I really do prefer the complicated, Rube Goldberg sort of deaths like that of the teacher, Ms. Lewton (Kristen Cloke). The sudden jump scares like Terry's death by bus just aren't as much... well, fun.
Knowing death has a plan leads one naturally to thinking that you can circumvent it, which the characters proceed to try and do. I'm not always clear on the order of things or who is supposed to be next or why, but honestly - it doesn't really matter. In the words of Death himself (albeit from another movie): 'you might be a king or a lowly street sweeper, but sooner or later you dance with the reaper."
The Bottom Line
Surprisingly entertaining on a second viewing, with a dark sense of humor and care paid to both creating tension and relieving it. Final Destination is not high art, but it is a fun ride.
The first rule of slasher sequels is that you always up the body count and Final Destination 2 fails in this, the most basic requirement. It does, however, have a spectacular opening sequence featuring a logging track and a highway full of people driving heavy metal and plastic projectiles full of flammable liquid. It's pretty damn amazing and manages to outdo the original's plane explosion.
Unfortunately, it's all a bit of a letdown after that.

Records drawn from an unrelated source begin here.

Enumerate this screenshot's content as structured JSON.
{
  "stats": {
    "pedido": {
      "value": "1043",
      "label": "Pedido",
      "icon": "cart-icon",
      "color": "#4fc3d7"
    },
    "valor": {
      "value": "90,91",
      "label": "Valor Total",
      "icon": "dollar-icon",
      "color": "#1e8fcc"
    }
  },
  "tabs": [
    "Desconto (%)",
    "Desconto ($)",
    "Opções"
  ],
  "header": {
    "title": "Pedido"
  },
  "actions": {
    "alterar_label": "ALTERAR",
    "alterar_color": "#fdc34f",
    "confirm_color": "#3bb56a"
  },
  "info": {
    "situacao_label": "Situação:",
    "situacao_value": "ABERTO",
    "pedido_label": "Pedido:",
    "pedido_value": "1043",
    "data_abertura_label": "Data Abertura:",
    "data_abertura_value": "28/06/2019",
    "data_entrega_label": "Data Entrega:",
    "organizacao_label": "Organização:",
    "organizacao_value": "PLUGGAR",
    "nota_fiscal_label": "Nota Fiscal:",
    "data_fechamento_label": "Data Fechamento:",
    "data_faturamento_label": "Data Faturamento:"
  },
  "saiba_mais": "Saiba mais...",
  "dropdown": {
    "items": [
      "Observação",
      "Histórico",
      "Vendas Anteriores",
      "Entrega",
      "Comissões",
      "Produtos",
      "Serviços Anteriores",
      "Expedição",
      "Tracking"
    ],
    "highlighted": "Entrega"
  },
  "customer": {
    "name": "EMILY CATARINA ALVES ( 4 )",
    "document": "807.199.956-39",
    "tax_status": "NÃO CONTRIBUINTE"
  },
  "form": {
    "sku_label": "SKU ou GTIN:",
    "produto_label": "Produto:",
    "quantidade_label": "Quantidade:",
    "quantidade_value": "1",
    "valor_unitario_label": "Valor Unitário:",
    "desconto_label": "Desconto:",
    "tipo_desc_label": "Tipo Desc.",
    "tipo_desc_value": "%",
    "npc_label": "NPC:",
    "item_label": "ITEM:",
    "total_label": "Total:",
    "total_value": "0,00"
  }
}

It's not that it's bad, per se - it's a fairly watchable film - it's just that the director (David R. Ellis - who would go on to direct Snakes on a Plane) doesn't have the same deft touch with building tension as James Wong. He's got the same setup - character has premonition, avoids own death and saves others, death itself starts coming for them - but the buildup to each inevitable death is just... I dunno, it almost feels like it's by-the-numbers. The closest he gets to building real tension is the kid in the dentist's office - which doesn't pay off at all. The death comes outside of the office and is basically the bus death from the first movie all over again.
|That log truck opening, though... Let's go watch that again.|
There's a little more universe building, which is another required aspect of a sequel. There are more rules, more Tony Todd and Ali Larter's Clear returns. The reasons for people dying are a little more convoluted than last time, as is the plan they hatch to save themselves. The deaths are decently done, but in addition to not having much buildup they're also... quick. Except for the death of the cokehead (sliced by flying barbed wire) each death is over in a flash, almost before we register that death has finally caught up with them. I THINK Ellis is trying for misdirection, but it ends up just - pardon me - killing any tension that he does manage to convey.
|I can't even remember how she got her head in there in the first place.|
There's also very little humor in this film, as opposed to the constant undercurrent of it in the first one. In fact it's so straight for so long that the final scene and it's gory denouement seem discordant. A dick joke at a funeral.
The Bottom Line
I feel like I was maybe a bit harsher on Final Destination 2 than it deserves. It's an okay film with better acting than the first film and some decent jumps and deaths. It's just not as much fun as the first one and watching it so soon after seeing the first made me more aware of the elements I disliked.